Unfortunately, when it comes to babywearing, there is no Eierliegende Wollmilchsau – no “one sling to rule them all“ – or wrap or carrier for that matter. Because everyone has personal preferences, a different body type, and physical needs – and let’s not forget how unique each of our little ones is! – finding the right carrier or wrap technique is very individual and can be challenging. However, there are some key points you need to keep in mind when looking for your babywearing option of choice.
Main things to consider
- How often do I want to wear my baby? – This will help you determine how much you want to invest.
- How long do I want to wear my baby (to what age)? – This will help you decide if you’d like to find something for the long-term, or just for a newborn.
- How flexible do I want to be when wearing my baby? – Woven wraps have the most variation for distributing weight, whereas soft-structured carriers can only be worn two to three different ways.
- What do I want to do while wearing my baby? – This will help you choose between front, side and back carriers, depending on how free you want to hands to be.
Of course, there are many other things to consider in more detail such as materials, what the weather conditions currently are, who might wear the baby other than mom, etc. Many parents think that a soft-structured carrier will be easier to use than wrapping, only to find themselves frustrated by the buckles and pulling the straps! Honestly, the best bet for finding the right way for you to babywear is to try various options.
A safety overview
It has been proven that babies who are carried cry less, sleep better, develop better social skills, and have fewer digestive issues such as spitting up and colic.
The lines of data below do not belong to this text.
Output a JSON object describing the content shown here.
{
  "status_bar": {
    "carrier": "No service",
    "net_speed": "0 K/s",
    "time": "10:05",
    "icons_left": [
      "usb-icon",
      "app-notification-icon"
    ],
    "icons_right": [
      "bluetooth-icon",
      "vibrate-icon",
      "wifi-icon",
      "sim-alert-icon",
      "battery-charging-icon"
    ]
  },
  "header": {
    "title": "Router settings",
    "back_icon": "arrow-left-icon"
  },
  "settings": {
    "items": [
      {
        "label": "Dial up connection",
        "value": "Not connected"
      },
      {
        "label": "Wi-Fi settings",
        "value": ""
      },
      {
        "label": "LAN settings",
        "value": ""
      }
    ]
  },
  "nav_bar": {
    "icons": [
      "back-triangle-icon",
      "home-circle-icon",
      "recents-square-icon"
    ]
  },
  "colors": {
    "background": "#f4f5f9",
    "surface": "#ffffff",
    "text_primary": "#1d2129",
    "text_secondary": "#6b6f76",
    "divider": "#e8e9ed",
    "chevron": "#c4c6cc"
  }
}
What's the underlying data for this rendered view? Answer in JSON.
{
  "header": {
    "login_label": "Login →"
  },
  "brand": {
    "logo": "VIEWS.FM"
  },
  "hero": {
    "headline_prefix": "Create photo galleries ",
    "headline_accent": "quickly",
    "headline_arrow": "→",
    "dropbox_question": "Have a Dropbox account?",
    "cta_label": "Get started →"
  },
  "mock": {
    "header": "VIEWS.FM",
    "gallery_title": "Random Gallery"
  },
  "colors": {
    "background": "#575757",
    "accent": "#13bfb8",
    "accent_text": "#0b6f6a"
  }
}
But remember it’s important to know how to carry your baby in a healthy and safe manner. Here’s a helpful overview which will help you check whether your little one is safe:
If you want to explore your options before buying, a babywearing consultation or class can be beneficial. Here you can find the easiest and most comfortable way to wear your baby based on your individual wishes and needs without breaking the bank on something you won’t end up using. You can also learn tips and tricks that even the most reputable babywearing brands don’t know!
I’d like to share one of those tricks exclusively with the LMBB community – it’s called the T-shirt Trick. Parents who use full-buckle, soft-structured carriers – such as the Ergobaby, Manduca, Tula (the list goes on…) often complain of back pain, but with this simple trick, that problem is solved! Check it out…
Darby loves that moment when the person with whom she’s speaking German realizes… hey, this chick isn’t German! She’s been here for half her life – and even if she hides it well, she’s a Nevadan cowgirl at heart. She came to Munich to study German literature and ended up staying for good. Having children brought her back to her undeniable cultural roots and although she’s faced various challenges as a mother of children both on earth and in heaven, she finds strength in her calling as a doula, baby wearer and cheerleader for fellow kick-ass, expat mothers. Find her here.
Photo credit: All images property of Doula Darby